Brilliant photo Keith.
My beloved Wallgate..you're very clever Keith..it's a brilliant shot
Nice work Keith.
So many people about - if only it was like that now! What would those people think of the Internet - they would be bewildered - in e way that some 'oldies' are now sad to say! You are obviously attuned to it all Keith!
If you get chance watch watch the film it's really good .
1902 wigan wallgate you tube

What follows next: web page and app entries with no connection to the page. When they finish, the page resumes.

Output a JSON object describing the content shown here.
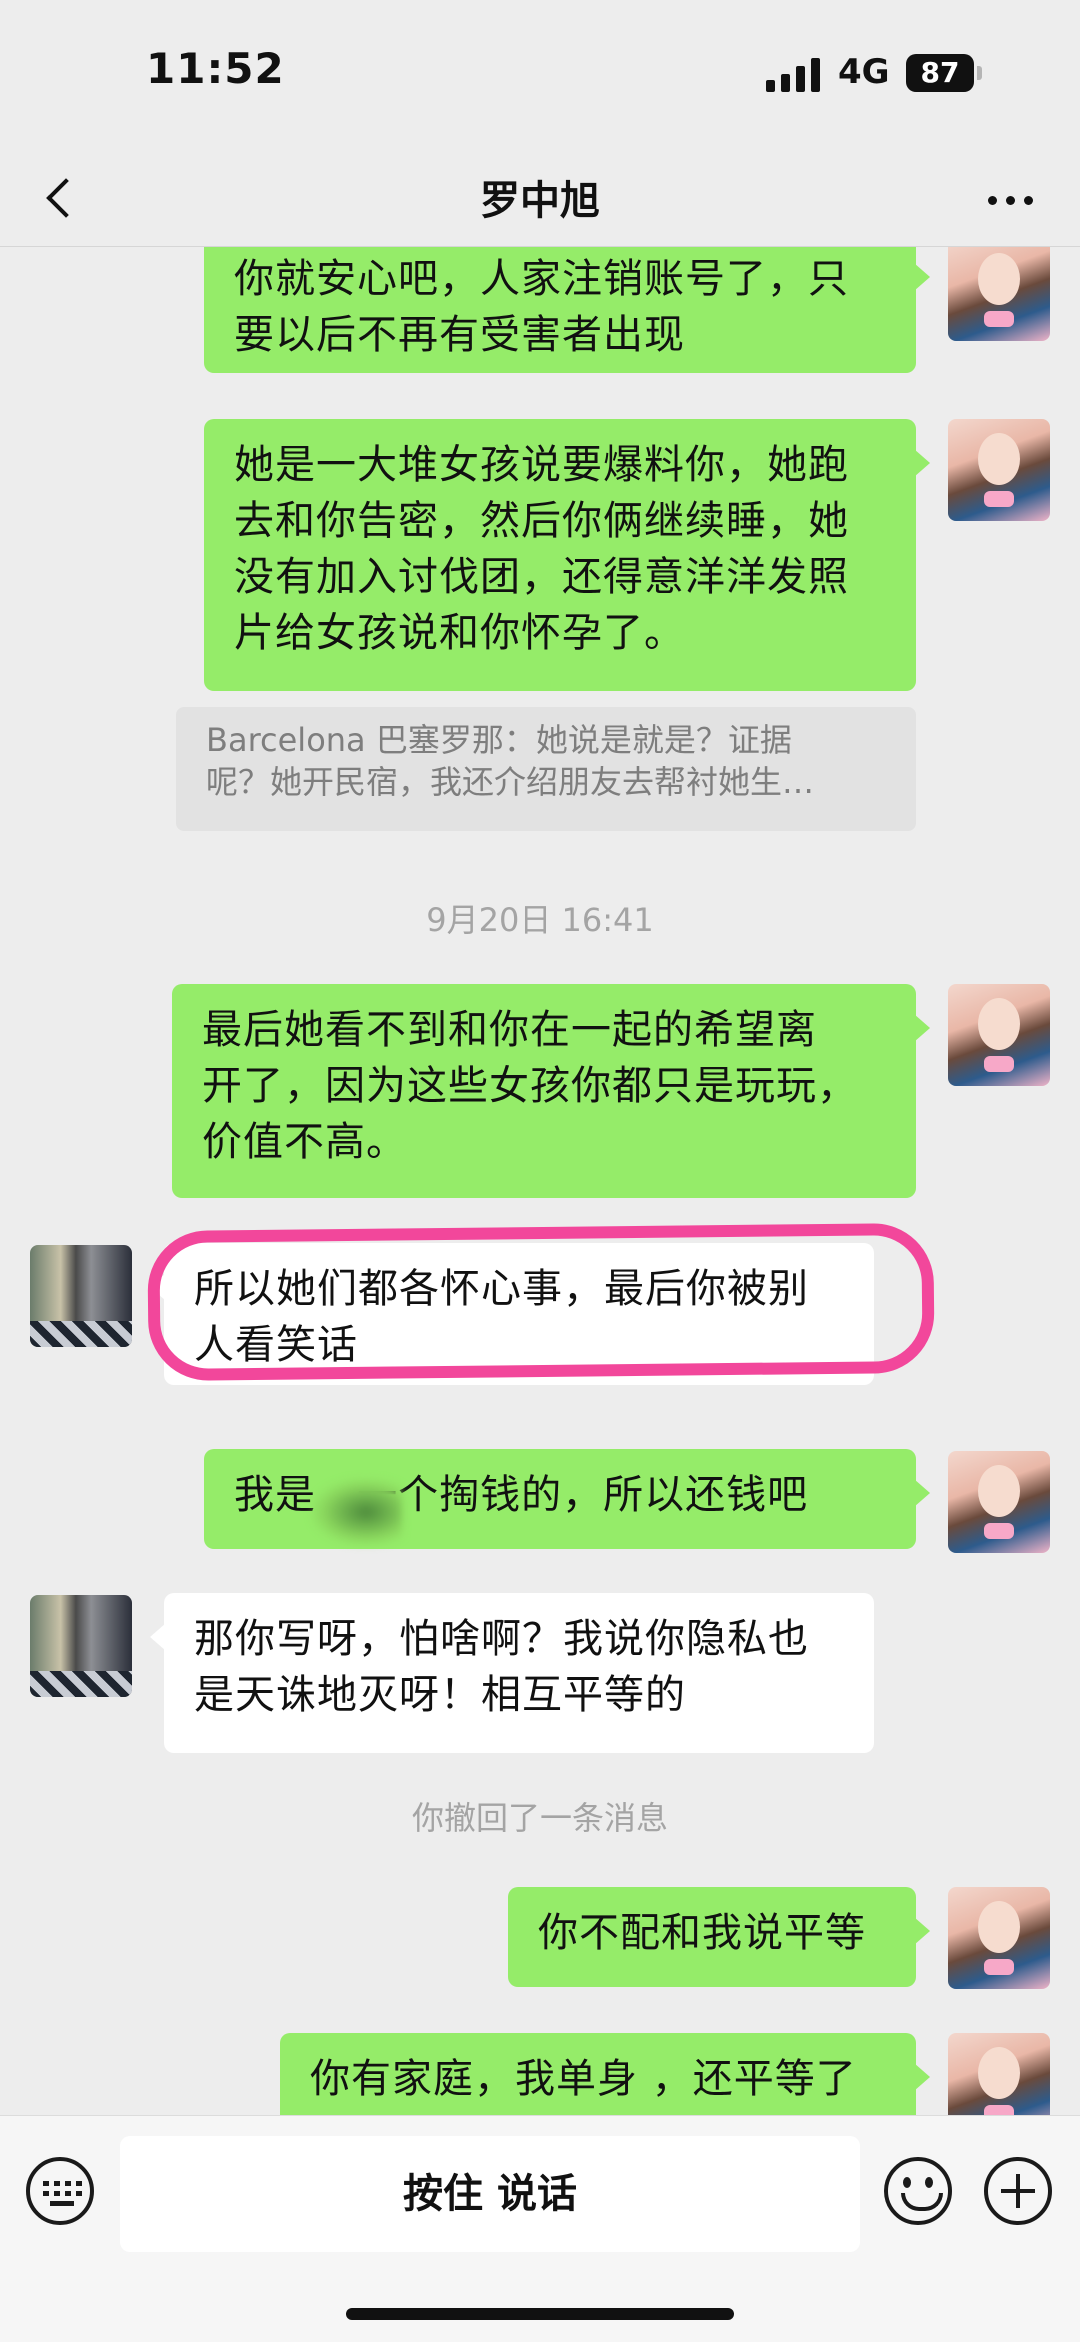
{
  "status_bar": {
    "time": "11:52",
    "network": "4G",
    "battery": "87"
  },
  "header": {
    "title": "罗中旭"
  },
  "messages": [
    {
      "sender": "me",
      "text": "你就安心吧，人家注销账号了，只\n要以后不再有受害者出现"
    },
    {
      "sender": "me",
      "text": "她是一大堆女孩说要爆料你，她跑\n去和你告密，然后你俩继续睡，她\n没有加入讨伐团，还得意洋洋发照\n片给女孩说和你怀孕了。"
    },
    {
      "sender": "me",
      "text": "最后她看不到和你在一起的希望离\n开了，因为这些女孩你都只是玩玩，\n价值不高。"
    },
    {
      "sender": "other",
      "text": "所以她们都各怀心事，最后你被别\n人看笑话"
    },
    {
      "sender": "me",
      "text": "我是   一个掏钱的，所以还钱吧"
    },
    {
      "sender": "other",
      "text": "那你写呀，怕啥啊？我说你隐私也\n是天诛地灭呀！相互平等的"
    },
    {
      "sender": "me",
      "text": "你不配和我说平等"
    },
    {
      "sender": "me",
      "text": "你有家庭，我单身 ，还平等了"
    }
  ],
  "quote": {
    "text": "Barcelona 巴塞罗那：她说是就是？证据\n呢？她开民宿，我还介绍朋友去帮衬她生…"
  },
  "timestamp": "9月20日 16:41",
  "system_notice": "你撤回了一条消息",
  "input_bar": {
    "voice_label": "按住 说话"
  },
  "icons": [
    "back-icon",
    "more-icon",
    "keyboard-icon",
    "emoji-icon",
    "plus-icon"
  ],
  "colors": {
    "outgoing_bubble": "#95ec69",
    "incoming_bubble": "#ffffff",
    "highlight": "#f2479b",
    "background": "#ededed"
  }
}
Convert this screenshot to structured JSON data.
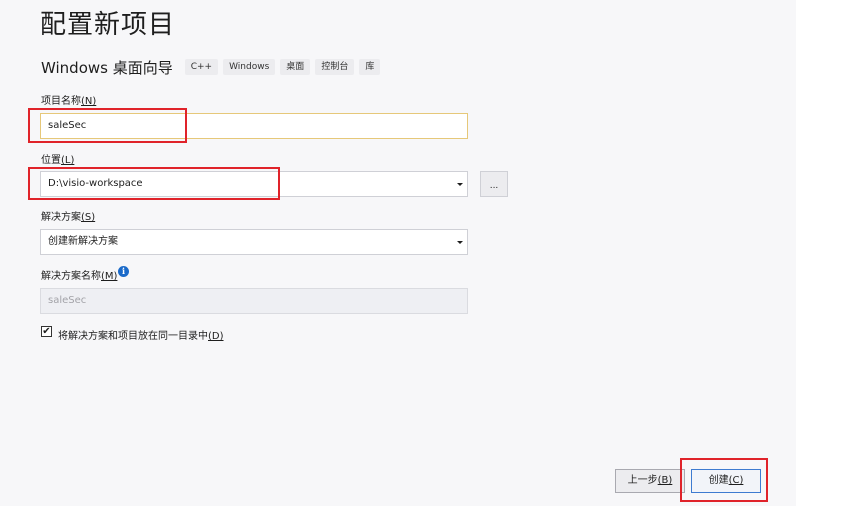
{
  "title": "配置新项目",
  "subtitle": "Windows 桌面向导",
  "tags": [
    "C++",
    "Windows",
    "桌面",
    "控制台",
    "库"
  ],
  "project_name": {
    "label": "项目名称",
    "accelerator": "(N)",
    "value": "saleSec"
  },
  "location": {
    "label": "位置",
    "accelerator": "(L)",
    "value": "D:\\visio-workspace",
    "browse_label": "..."
  },
  "solution": {
    "label": "解决方案",
    "accelerator": "(S)",
    "value": "创建新解决方案"
  },
  "solution_name": {
    "label": "解决方案名称",
    "accelerator": "(M)",
    "placeholder": "saleSec",
    "info_icon": "i"
  },
  "same_dir": {
    "checked": true,
    "check_glyph": "✔",
    "label": "将解决方案和项目放在同一目录中",
    "accelerator": "(D)"
  },
  "buttons": {
    "back": {
      "label": "上一步",
      "accelerator": "(B)"
    },
    "create": {
      "label": "创建",
      "accelerator": "(C)"
    }
  },
  "colors": {
    "highlight_box": "#e0232a",
    "primary_border": "#3e7bd0"
  }
}
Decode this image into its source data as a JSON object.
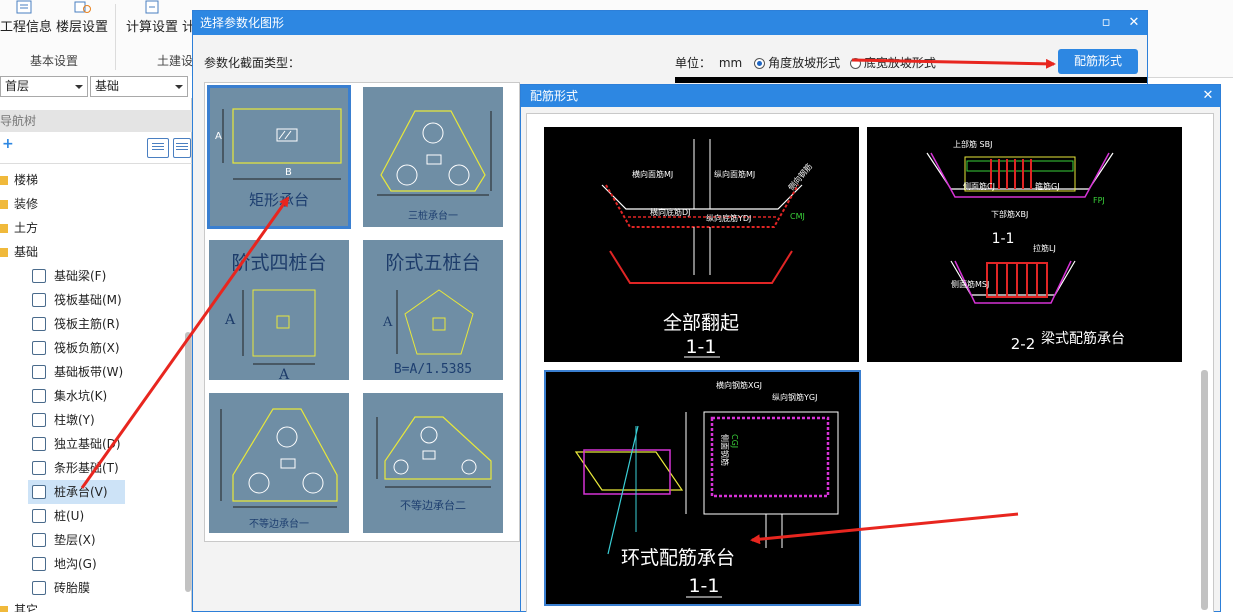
{
  "ribbon": {
    "buttons": [
      "工程信息",
      "楼层设置",
      "计算设置",
      "计"
    ],
    "groups": [
      "基本设置",
      "土建设"
    ]
  },
  "combos": {
    "floor_value": "首层",
    "category_value": "基础"
  },
  "nav": {
    "title": "导航树",
    "folders": [
      "楼梯",
      "装修",
      "土方",
      "基础"
    ],
    "items": [
      "基础梁(F)",
      "筏板基础(M)",
      "筏板主筋(R)",
      "筏板负筋(X)",
      "基础板带(W)",
      "集水坑(K)",
      "柱墩(Y)",
      "独立基础(D)",
      "条形基础(T)",
      "桩承台(V)",
      "桩(U)",
      "垫层(X)",
      "地沟(G)",
      "砖胎膜"
    ],
    "selected_item": "桩承台(V)",
    "bottom_folder": "其它"
  },
  "dialog_shape": {
    "title": "选择参数化图形",
    "section_type_label": "参数化截面类型：",
    "unit_label": "单位：",
    "unit_value": "mm",
    "radio_angle": "角度放坡形式",
    "radio_width": "底宽放坡形式",
    "radio_selected": "角度放坡形式",
    "reinforce_button": "配筋形式",
    "thumbnails": [
      {
        "caption": "矩形承台",
        "dim_a": "A",
        "dim_b": "B",
        "selected": true
      },
      {
        "caption": "三桩承台一",
        "selected": false
      },
      {
        "caption": "阶式四桩台",
        "dim_a": "A",
        "selected": false
      },
      {
        "caption": "阶式五桩台",
        "dim_a": "A",
        "formula": "B=A/1.5385",
        "selected": false
      },
      {
        "caption": "不等边承台一",
        "selected": false
      },
      {
        "caption": "不等边承台二",
        "selected": false
      }
    ]
  },
  "dialog_reinforce": {
    "title": "配筋形式",
    "cards": [
      {
        "title": "全部翻起",
        "section": "1-1",
        "labels": [
          "横向面筋MJ",
          "纵向面筋MJ",
          "横向底筋DJ",
          "纵向底筋YDJ",
          "CMJ",
          "侧向钢筋"
        ],
        "selected": false
      },
      {
        "title": "梁式配筋承台",
        "section_a": "1-1",
        "section_b": "2-2",
        "labels": [
          "上部筋 SBJ",
          "侧面筋CJ",
          "箍筋GJ",
          "下部筋XBJ",
          "拉筋LJ",
          "FPJ",
          "侧面筋MSJ"
        ],
        "selected": false
      },
      {
        "title": "环式配筋承台",
        "section": "1-1",
        "labels": [
          "横向钢筋XGJ",
          "纵向钢筋YGJ",
          "侧面钢筋",
          "CGJ"
        ],
        "selected": true
      }
    ]
  },
  "colors": {
    "title_bar": "#2d87e2",
    "thumb_bg": "#6f8ea5",
    "cad_bg": "#000000",
    "arrow": "#e8261f"
  }
}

Thank you all for your very nice comments. The thing that I noticed, and others commented on, was the number of people around but also how well dressed everybody is. The steam train in the distance, as the film continued, came all the way down to the Clarence and if anything there were even more numbers of people around, including one gentleman who hopped on to it as it was moving.
Ooops, I meant steam tram not train.
Keith.I've read that in those days there were a lot of big families living in small houses. Except for eating and sleeping, a lot of time was spent out of the house.
Thank you Jack, you raise an interesting point with regard to housing and although the report I quote from applied to the 19th century this photo was only a few years into the 20th. The full report is available online at https://www.hslc.org.uk/wp-content/uploads/2017/05/129-8-Jackson.pdf
The report about 19th century housing conditions in Wigan and St Helens was written by a certain John T Jackson BA,. Ph.D. who commented “At the end of the nineteenth century Wigan and St Helens had the highest rates of overcrowding of all the large Lancastrian town and, particularly in Wigan's case, some of the country's worst housing conditions.
By 1801 Wigan had emerged from a period of economic stagnation to become a bustling cotton and linen manufacturing town of 11,000 people. Approximately 60 per cent of all family heads were involved in textile manufacture, 40 per cent as hand- loom weavers. Only 7 per cent were now occupied in traditional metal-working trades with a further 7 per cent in coal mining, an industry soon to expand.This economic resurgence produced a house building boom
Jackson gives a few housing examples……
In Scholes there was Greenough's Row, 37 houses owned by Peter Greenough, a cotton and linen manufacturer of Standishgate; in Hallgate there was Birch's Croft, 20 houses belonging to Thomas Birch, a bleacher, of Gidlow House, and Johnson's Croft, another 20 houses owned by William Johnson, a cotton manu- facturer of Wigan Lane.
He provides a photo of Victoria Street, Wallgate, “Built in the cotton factory boom of the late 1830’s, these houses were soon occupied by Irish immigrants, two families per house being common” Your point exactly Jack
For anyone interested in the social conditions of the time in Wigan and St Helens, the report is an interesting read.
A piece of interesting local history. Thanks Keith.